Just days after the resignation of its longtime leader, the National Rifle Association was headed to court on Monday in a long-awaited civil showdown with New York prosecutors.
The arguments anticipated in a Manhattan courtroom stem from a 2020 lawsuit brought by the state’s attorney general, Letitia James, who has argued that there is pervasive corruption inside the prominent gun-rights organization. Those allegations — including a charge that the group’s leader, Wayne LaPierre, misused funds for personal vacations and a lavish wardrobe — came after a lengthy investigation of the group, which is chartered as a nonprofit in New York and thus under Ms. James’s jurisdiction.
Jury selection began last week before Justice Joel M. Cohen in State Supreme Court in Manhattan, with Mr. LaPierre sitting in the courtroom for some of that process. He is one of several defendants in the suit, including John Frazer, the N.R.A.’s general counsel, and Wilson Phillips, a former finance chief.
Ms. James had sought to oust Mr. LaPierre, who announced his resignation on Friday after leading the organization for more than three decades, and she is still trying to bar him and the other defendants from serving on nonprofit boards in New York. She is also seeking financial penalties.
A fourth defendant, Joshua Powell, was the organization’s second-in-command for a time, but later turned against the group, calling for universal background checks for gun purchases and supporting so-called red flag laws that allow the courts to seize firearms from people judged dangerous to themselves or others.
Last week, Mr. Powell reached a $100,000 settlement with Ms. James’s office, agreeing to admit to misusing funds, according to a statement released by her office.
N.R.A. leaders have argued that New York officials are persecuting the group, part of what they describe as a concerted effort by Ms. James — a Democrat — to attack their conservative beliefs, which include an unwavering defense of the Second Amendment.
Long among the most powerful lobbying groups in the United States, the N.R.A. has seen its influence dimmed by the corruption case, infighting and a steep drop in membership. According to its internal audits, revenue is down more than 40 percent since 2016, with legal costs running into the tens of millions a year.

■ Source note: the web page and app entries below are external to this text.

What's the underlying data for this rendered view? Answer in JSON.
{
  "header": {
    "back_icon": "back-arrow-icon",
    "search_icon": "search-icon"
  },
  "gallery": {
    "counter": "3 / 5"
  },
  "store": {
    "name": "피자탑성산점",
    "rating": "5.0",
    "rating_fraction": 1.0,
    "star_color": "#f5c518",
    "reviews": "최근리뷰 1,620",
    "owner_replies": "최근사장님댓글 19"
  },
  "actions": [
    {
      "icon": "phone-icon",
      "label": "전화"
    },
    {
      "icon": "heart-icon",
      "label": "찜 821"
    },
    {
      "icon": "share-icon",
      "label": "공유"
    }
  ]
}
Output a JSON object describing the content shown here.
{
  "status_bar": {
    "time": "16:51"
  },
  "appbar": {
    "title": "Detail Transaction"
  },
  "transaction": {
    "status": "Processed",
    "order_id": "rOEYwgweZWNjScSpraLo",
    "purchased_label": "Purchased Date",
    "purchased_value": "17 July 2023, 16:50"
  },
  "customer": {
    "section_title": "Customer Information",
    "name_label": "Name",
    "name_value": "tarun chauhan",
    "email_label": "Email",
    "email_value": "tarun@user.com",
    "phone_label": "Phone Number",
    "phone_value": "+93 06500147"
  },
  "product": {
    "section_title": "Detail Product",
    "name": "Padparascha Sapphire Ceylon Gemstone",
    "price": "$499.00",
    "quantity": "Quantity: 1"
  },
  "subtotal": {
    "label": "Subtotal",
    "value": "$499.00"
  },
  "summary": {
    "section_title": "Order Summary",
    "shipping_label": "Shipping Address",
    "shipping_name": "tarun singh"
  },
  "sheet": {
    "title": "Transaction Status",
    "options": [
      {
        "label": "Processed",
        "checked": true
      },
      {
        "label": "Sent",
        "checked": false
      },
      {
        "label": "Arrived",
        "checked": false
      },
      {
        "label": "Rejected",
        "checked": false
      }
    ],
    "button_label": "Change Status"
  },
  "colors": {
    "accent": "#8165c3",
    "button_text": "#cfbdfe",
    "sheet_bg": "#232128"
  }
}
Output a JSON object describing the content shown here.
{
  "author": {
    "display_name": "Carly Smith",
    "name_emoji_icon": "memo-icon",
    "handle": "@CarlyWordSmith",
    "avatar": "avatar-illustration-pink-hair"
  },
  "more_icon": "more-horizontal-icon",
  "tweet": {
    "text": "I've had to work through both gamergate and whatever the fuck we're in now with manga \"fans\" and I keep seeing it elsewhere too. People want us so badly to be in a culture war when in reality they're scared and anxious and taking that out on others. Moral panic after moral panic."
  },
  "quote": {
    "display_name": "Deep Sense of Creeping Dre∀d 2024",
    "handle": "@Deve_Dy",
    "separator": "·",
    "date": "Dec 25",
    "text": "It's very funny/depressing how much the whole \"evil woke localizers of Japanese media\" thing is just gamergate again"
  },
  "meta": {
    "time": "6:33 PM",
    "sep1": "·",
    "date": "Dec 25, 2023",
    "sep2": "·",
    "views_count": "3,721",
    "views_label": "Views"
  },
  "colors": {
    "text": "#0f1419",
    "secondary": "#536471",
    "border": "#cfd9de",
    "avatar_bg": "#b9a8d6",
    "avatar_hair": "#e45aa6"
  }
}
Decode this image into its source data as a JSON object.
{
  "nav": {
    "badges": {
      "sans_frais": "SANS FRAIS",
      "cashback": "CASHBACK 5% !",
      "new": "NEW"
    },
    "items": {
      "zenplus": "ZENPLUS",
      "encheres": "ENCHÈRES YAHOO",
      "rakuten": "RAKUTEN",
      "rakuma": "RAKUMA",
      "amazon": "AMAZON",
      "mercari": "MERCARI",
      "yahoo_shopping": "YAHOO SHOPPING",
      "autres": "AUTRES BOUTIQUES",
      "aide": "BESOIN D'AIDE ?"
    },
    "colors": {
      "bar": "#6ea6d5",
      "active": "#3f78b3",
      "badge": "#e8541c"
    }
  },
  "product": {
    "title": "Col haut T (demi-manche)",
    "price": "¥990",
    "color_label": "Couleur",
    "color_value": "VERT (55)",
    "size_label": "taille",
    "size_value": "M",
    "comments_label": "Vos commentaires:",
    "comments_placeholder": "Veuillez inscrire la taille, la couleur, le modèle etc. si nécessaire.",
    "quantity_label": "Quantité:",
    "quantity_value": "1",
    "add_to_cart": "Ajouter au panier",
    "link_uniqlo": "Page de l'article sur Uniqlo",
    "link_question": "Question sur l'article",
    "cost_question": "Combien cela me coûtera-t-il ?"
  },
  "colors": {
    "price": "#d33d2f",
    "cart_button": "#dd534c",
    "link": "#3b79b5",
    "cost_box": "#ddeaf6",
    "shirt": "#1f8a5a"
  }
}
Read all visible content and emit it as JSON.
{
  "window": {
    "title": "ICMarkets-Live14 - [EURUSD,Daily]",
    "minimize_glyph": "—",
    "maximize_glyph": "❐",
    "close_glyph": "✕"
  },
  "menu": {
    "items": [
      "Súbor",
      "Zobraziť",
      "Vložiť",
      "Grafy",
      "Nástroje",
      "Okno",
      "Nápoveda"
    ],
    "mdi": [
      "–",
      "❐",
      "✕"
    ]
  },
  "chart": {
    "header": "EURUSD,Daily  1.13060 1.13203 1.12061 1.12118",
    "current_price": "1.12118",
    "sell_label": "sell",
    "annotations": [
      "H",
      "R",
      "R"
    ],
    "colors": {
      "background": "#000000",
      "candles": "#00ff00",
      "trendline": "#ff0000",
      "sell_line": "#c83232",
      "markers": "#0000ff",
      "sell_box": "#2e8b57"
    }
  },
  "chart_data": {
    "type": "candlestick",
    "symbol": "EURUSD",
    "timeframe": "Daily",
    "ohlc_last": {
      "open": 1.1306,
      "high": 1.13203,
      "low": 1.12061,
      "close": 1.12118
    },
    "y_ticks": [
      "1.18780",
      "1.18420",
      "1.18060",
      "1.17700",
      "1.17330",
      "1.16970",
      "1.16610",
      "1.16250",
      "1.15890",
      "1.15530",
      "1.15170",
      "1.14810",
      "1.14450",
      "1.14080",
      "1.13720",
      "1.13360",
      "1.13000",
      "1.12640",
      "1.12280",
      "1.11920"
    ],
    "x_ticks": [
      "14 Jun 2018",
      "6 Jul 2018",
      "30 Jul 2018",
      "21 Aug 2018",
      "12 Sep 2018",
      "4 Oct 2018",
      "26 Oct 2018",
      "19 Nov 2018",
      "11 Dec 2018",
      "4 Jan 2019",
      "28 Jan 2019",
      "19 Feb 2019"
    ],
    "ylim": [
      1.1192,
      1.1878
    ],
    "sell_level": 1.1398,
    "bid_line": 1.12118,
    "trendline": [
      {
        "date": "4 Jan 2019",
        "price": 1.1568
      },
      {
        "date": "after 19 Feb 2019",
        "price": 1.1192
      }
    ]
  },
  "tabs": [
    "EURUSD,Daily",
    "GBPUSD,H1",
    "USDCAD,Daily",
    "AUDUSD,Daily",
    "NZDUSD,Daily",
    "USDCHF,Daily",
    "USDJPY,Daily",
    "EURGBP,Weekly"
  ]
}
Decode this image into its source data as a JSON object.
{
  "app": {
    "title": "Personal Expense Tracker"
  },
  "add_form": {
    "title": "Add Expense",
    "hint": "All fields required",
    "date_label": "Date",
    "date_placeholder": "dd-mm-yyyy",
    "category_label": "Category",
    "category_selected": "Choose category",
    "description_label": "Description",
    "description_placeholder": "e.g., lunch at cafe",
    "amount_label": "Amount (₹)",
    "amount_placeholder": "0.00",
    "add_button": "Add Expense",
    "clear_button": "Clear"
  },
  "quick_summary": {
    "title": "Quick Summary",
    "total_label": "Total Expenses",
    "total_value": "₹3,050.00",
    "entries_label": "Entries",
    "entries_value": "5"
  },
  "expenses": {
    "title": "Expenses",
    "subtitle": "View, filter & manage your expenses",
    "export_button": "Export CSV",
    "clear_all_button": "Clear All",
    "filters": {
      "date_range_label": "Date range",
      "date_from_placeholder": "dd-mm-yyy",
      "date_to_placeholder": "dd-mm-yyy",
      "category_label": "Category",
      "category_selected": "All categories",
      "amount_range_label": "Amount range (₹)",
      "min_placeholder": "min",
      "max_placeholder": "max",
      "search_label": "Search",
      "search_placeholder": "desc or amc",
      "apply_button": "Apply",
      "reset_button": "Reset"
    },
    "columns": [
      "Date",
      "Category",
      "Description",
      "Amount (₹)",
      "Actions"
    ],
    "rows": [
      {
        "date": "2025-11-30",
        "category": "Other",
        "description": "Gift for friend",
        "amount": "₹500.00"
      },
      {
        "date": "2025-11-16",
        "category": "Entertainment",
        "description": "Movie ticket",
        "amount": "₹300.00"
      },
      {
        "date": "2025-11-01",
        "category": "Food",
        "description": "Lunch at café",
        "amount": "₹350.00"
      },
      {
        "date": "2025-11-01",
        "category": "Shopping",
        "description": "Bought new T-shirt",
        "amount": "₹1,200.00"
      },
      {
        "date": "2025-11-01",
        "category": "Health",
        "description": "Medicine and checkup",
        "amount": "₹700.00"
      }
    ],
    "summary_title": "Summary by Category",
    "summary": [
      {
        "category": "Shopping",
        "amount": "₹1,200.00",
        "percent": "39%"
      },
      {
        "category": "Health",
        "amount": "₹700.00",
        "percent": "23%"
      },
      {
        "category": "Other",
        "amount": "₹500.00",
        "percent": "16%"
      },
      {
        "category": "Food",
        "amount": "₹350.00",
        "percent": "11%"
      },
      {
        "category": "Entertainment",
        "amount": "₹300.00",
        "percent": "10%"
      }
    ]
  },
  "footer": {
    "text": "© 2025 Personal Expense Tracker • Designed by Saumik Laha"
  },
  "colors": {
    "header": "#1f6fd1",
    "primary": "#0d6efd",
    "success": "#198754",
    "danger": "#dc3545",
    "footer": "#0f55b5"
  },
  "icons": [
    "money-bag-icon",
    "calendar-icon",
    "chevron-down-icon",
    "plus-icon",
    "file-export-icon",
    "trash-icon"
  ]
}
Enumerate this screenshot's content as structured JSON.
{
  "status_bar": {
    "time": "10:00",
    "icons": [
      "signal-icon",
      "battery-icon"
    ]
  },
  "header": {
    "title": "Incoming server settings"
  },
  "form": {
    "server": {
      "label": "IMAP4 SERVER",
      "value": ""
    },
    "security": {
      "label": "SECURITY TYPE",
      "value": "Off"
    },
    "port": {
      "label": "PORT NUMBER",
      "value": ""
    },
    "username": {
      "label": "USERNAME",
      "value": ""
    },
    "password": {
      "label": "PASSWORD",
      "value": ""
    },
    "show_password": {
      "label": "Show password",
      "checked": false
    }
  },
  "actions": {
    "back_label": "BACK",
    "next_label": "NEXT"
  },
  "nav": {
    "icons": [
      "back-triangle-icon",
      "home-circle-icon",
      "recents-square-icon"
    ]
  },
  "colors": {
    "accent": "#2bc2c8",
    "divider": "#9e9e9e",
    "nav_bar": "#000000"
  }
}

For all those challenges, gun rights remain a fundamental pillar of Republican politics, with right-wing candidates at all levels speaking out against gun control measures, despite a steady series of mass shootings in schools, malls and other public spaces.